- Any new system introduction (e.g. RFID) takes time to test and implement, it would be important for airlines to do more trial runs to ensure that accuracy is maintained and baggages are not lost as per the established policy.
- Baggage tracking process should be introduced for employees and passengers so that they would be able to monitor the journey. This will include an update process to handle any lost and mishandled baggages.
- Many airlines sell codeshare flights operated by another airline. Airlines need to educate passengers on where to track baggages (if outside of its own mobile applications or website). Interface between codeshare and interlined airlines need to be verified to ensure baggages are properly transferred and reported.
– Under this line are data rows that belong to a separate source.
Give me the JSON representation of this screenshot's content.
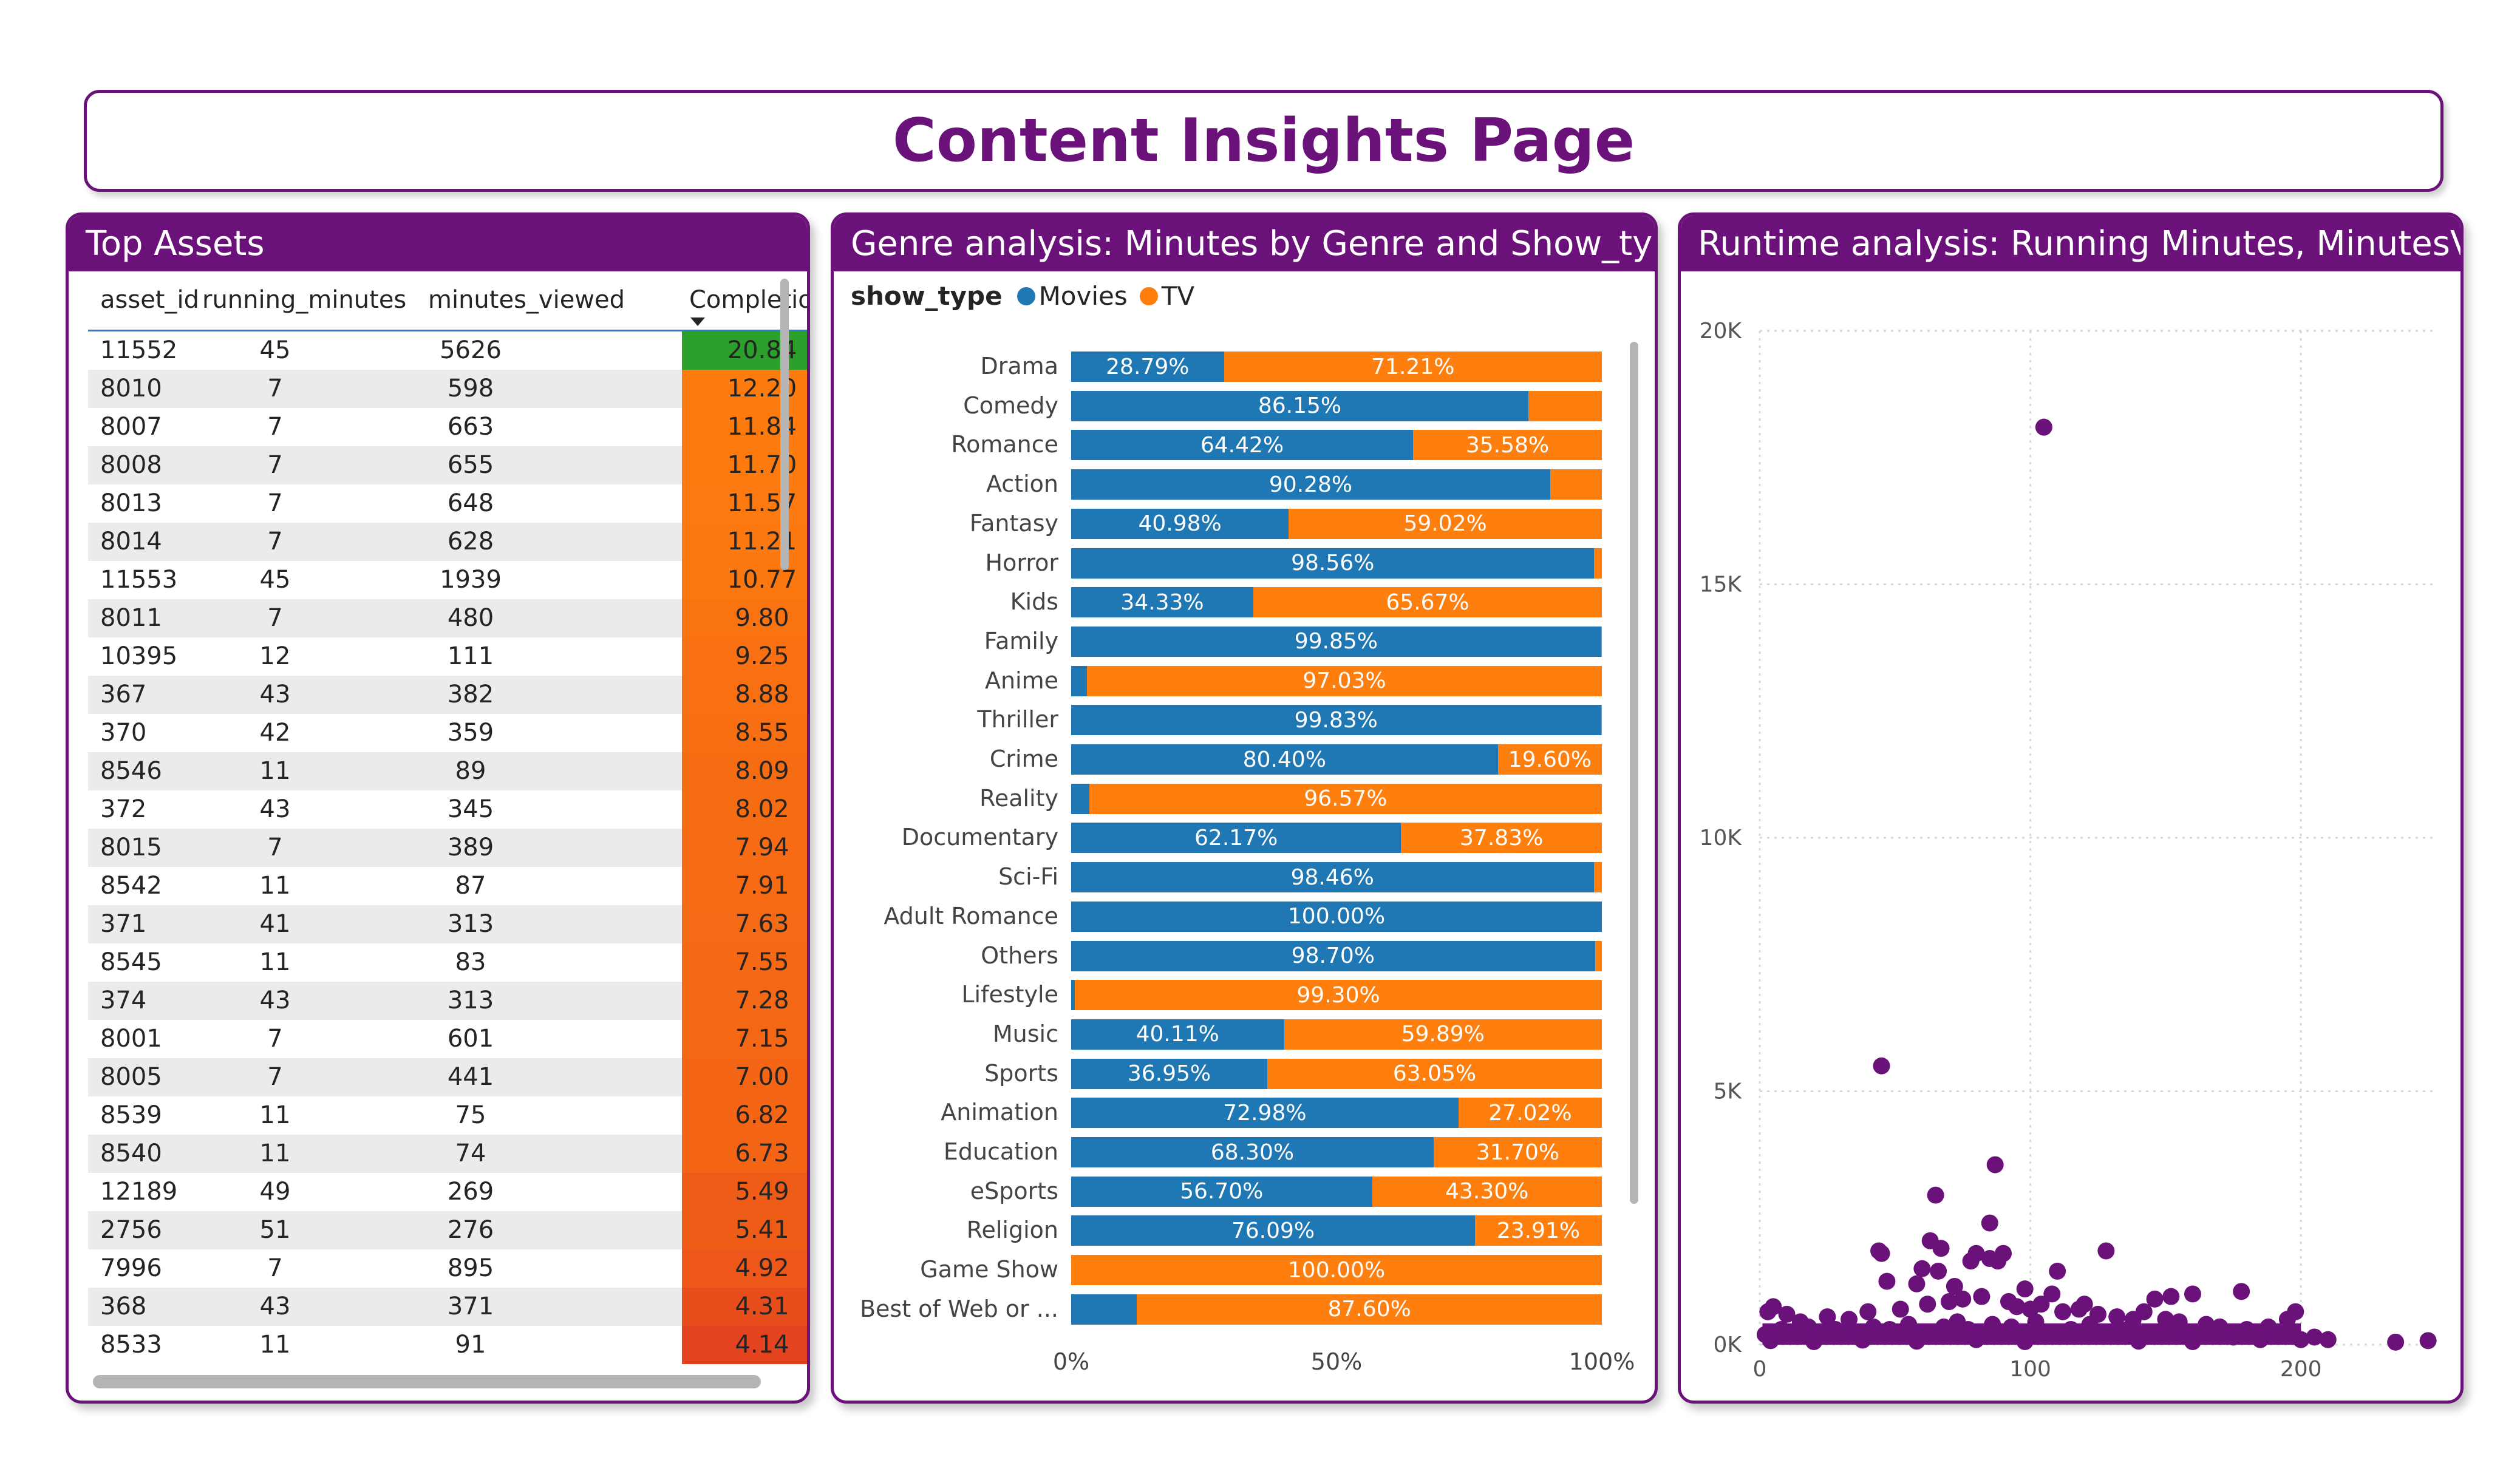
{
  "page_title": "Content Insights Page",
  "top_assets": {
    "title": "Top Assets",
    "columns": [
      "asset_id",
      "running_minutes",
      "minutes_viewed",
      "Completion %"
    ],
    "rows": [
      [
        "11552",
        "45",
        "5626",
        "20.84"
      ],
      [
        "8010",
        "7",
        "598",
        "12.20"
      ],
      [
        "8007",
        "7",
        "663",
        "11.84"
      ],
      [
        "8008",
        "7",
        "655",
        "11.70"
      ],
      [
        "8013",
        "7",
        "648",
        "11.57"
      ],
      [
        "8014",
        "7",
        "628",
        "11.21"
      ],
      [
        "11553",
        "45",
        "1939",
        "10.77"
      ],
      [
        "8011",
        "7",
        "480",
        "9.80"
      ],
      [
        "10395",
        "12",
        "111",
        "9.25"
      ],
      [
        "367",
        "43",
        "382",
        "8.88"
      ],
      [
        "370",
        "42",
        "359",
        "8.55"
      ],
      [
        "8546",
        "11",
        "89",
        "8.09"
      ],
      [
        "372",
        "43",
        "345",
        "8.02"
      ],
      [
        "8015",
        "7",
        "389",
        "7.94"
      ],
      [
        "8542",
        "11",
        "87",
        "7.91"
      ],
      [
        "371",
        "41",
        "313",
        "7.63"
      ],
      [
        "8545",
        "11",
        "83",
        "7.55"
      ],
      [
        "374",
        "43",
        "313",
        "7.28"
      ],
      [
        "8001",
        "7",
        "601",
        "7.15"
      ],
      [
        "8005",
        "7",
        "441",
        "7.00"
      ],
      [
        "8539",
        "11",
        "75",
        "6.82"
      ],
      [
        "8540",
        "11",
        "74",
        "6.73"
      ],
      [
        "12189",
        "49",
        "269",
        "5.49"
      ],
      [
        "2756",
        "51",
        "276",
        "5.41"
      ],
      [
        "7996",
        "7",
        "895",
        "4.92"
      ],
      [
        "368",
        "43",
        "371",
        "4.31"
      ],
      [
        "8533",
        "11",
        "91",
        "4.14"
      ]
    ]
  },
  "genre_panel": {
    "title": "Genre analysis: Minutes by Genre and Show_type",
    "legend_title": "show_type"
  },
  "runtime_panel": {
    "title": "Runtime analysis: Running Minutes, MinutesViewed"
  },
  "colors": {
    "brand": "#6b117a",
    "movies": "#1f77b4",
    "tv": "#ff7f0e",
    "scatter": "#6b117a",
    "completion_high": "#2ca02c",
    "completion_mid": "#ff7f0e",
    "completion_low": "#e4431f"
  },
  "chart_data": [
    {
      "type": "bar",
      "orientation": "horizontal",
      "stacked": "100%",
      "title": "Genre analysis: Minutes by Genre and Show_type",
      "legend_title": "show_type",
      "legend_position": "top-left",
      "categories": [
        "Drama",
        "Comedy",
        "Romance",
        "Action",
        "Fantasy",
        "Horror",
        "Kids",
        "Family",
        "Anime",
        "Thriller",
        "Crime",
        "Reality",
        "Documentary",
        "Sci-Fi",
        "Adult Romance",
        "Others",
        "Lifestyle",
        "Music",
        "Sports",
        "Animation",
        "Education",
        "eSports",
        "Religion",
        "Game Show",
        "Best of Web or ..."
      ],
      "series": [
        {
          "name": "Movies",
          "values": [
            28.79,
            86.15,
            64.42,
            90.28,
            40.98,
            98.56,
            34.33,
            99.85,
            2.97,
            99.83,
            80.4,
            3.43,
            62.17,
            98.46,
            100.0,
            98.7,
            0.7,
            40.11,
            36.95,
            72.98,
            68.3,
            56.7,
            76.09,
            0.0,
            12.4
          ],
          "labels": [
            "28.79%",
            "86.15%",
            "64.42%",
            "90.28%",
            "40.98%",
            "98.56%",
            "34.33%",
            "99.85%",
            "",
            "99.83%",
            "80.40%",
            "",
            "62.17%",
            "98.46%",
            "100.00%",
            "98.70%",
            "",
            "40.11%",
            "36.95%",
            "72.98%",
            "68.30%",
            "56.70%",
            "76.09%",
            "",
            ""
          ]
        },
        {
          "name": "TV",
          "values": [
            71.21,
            13.85,
            35.58,
            9.72,
            59.02,
            1.44,
            65.67,
            0.15,
            97.03,
            0.17,
            19.6,
            96.57,
            37.83,
            1.54,
            0.0,
            1.3,
            99.3,
            59.89,
            63.05,
            27.02,
            31.7,
            43.3,
            23.91,
            100.0,
            87.6
          ],
          "labels": [
            "71.21%",
            "",
            "35.58%",
            "",
            "59.02%",
            "",
            "65.67%",
            "",
            "97.03%",
            "",
            "19.60%",
            "96.57%",
            "37.83%",
            "",
            "",
            "",
            "99.30%",
            "59.89%",
            "63.05%",
            "27.02%",
            "31.70%",
            "43.30%",
            "23.91%",
            "100.00%",
            "87.60%"
          ]
        }
      ],
      "xlim": [
        0,
        100
      ],
      "x_ticks": [
        "0%",
        "50%",
        "100%"
      ]
    },
    {
      "type": "scatter",
      "title": "Runtime analysis: Running Minutes, MinutesViewed",
      "xlim": [
        0,
        250
      ],
      "ylim": [
        0,
        20000
      ],
      "x_ticks": [
        "0",
        "100",
        "200"
      ],
      "y_ticks": [
        "0K",
        "5K",
        "10K",
        "15K",
        "20K"
      ],
      "grid": true,
      "points": [
        [
          105,
          18100
        ],
        [
          45,
          5500
        ],
        [
          87,
          3550
        ],
        [
          65,
          2950
        ],
        [
          85,
          2400
        ],
        [
          128,
          1850
        ],
        [
          45,
          1800
        ],
        [
          44,
          1850
        ],
        [
          63,
          2050
        ],
        [
          67,
          1900
        ],
        [
          80,
          1800
        ],
        [
          85,
          1700
        ],
        [
          90,
          1800
        ],
        [
          88,
          1650
        ],
        [
          110,
          1450
        ],
        [
          66,
          1450
        ],
        [
          78,
          1650
        ],
        [
          60,
          1500
        ],
        [
          47,
          1250
        ],
        [
          58,
          1200
        ],
        [
          160,
          1000
        ],
        [
          178,
          1050
        ],
        [
          146,
          900
        ],
        [
          152,
          950
        ],
        [
          120,
          800
        ],
        [
          108,
          1000
        ],
        [
          98,
          1100
        ],
        [
          72,
          1150
        ],
        [
          5,
          750
        ],
        [
          3,
          650
        ],
        [
          10,
          600
        ],
        [
          25,
          550
        ],
        [
          33,
          500
        ],
        [
          15,
          450
        ],
        [
          40,
          650
        ],
        [
          52,
          700
        ],
        [
          62,
          800
        ],
        [
          70,
          850
        ],
        [
          75,
          900
        ],
        [
          82,
          950
        ],
        [
          92,
          850
        ],
        [
          95,
          750
        ],
        [
          100,
          700
        ],
        [
          104,
          800
        ],
        [
          112,
          650
        ],
        [
          118,
          700
        ],
        [
          125,
          600
        ],
        [
          132,
          550
        ],
        [
          138,
          500
        ],
        [
          142,
          650
        ],
        [
          150,
          500
        ],
        [
          155,
          450
        ],
        [
          165,
          400
        ],
        [
          170,
          350
        ],
        [
          180,
          300
        ],
        [
          188,
          350
        ],
        [
          195,
          500
        ],
        [
          198,
          650
        ],
        [
          205,
          150
        ],
        [
          210,
          100
        ],
        [
          235,
          50
        ],
        [
          247,
          80
        ],
        [
          2,
          200
        ],
        [
          8,
          300
        ],
        [
          12,
          250
        ],
        [
          18,
          350
        ],
        [
          22,
          200
        ],
        [
          28,
          300
        ],
        [
          35,
          250
        ],
        [
          42,
          350
        ],
        [
          48,
          300
        ],
        [
          55,
          400
        ],
        [
          68,
          350
        ],
        [
          73,
          450
        ],
        [
          77,
          300
        ],
        [
          86,
          400
        ],
        [
          93,
          350
        ],
        [
          102,
          450
        ],
        [
          115,
          300
        ],
        [
          122,
          400
        ],
        [
          130,
          250
        ],
        [
          136,
          300
        ],
        [
          145,
          200
        ],
        [
          158,
          250
        ],
        [
          168,
          200
        ],
        [
          175,
          150
        ],
        [
          185,
          100
        ],
        [
          192,
          200
        ],
        [
          200,
          100
        ],
        [
          4,
          80
        ],
        [
          20,
          60
        ],
        [
          38,
          90
        ],
        [
          58,
          70
        ],
        [
          80,
          100
        ],
        [
          98,
          60
        ],
        [
          140,
          70
        ],
        [
          160,
          60
        ]
      ]
    }
  ]
}
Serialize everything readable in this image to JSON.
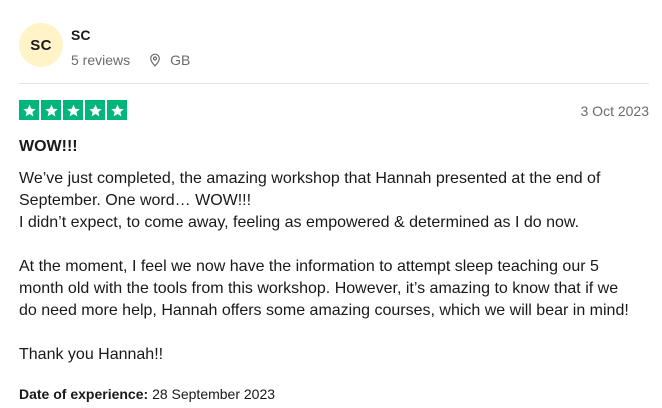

- Connection process should be fully tested to ensure that baggages would have enough time to be transported onto the next flight. This might impact connection times at different airports or between flights to allow for enough time for baggages to be transferred.
- Irregular flight operations (such as cancellation, delays, diversion) often lead to baggages being mishandled. This is one area where airlines need to work with airports more closely to ensure that the baggages are tracked and not lost in a black hole.
- More airports have service level agreements on baggage delivery times. It is important to test the overall process to determine if these times are maintainable while ensuring all baggages follow the passengers as per the Resolution.
- Airports will need to work with airlines to test and implement new technology.
- Reporting technology needs to interface with airlines’ mobile application and website technology to ensure passengers can properly track where their baggages are located.
- Working with other stakeholders, airports might want to partner with train or bus operators to introduce new drop off points so that baggages can be sorted and managed earlier.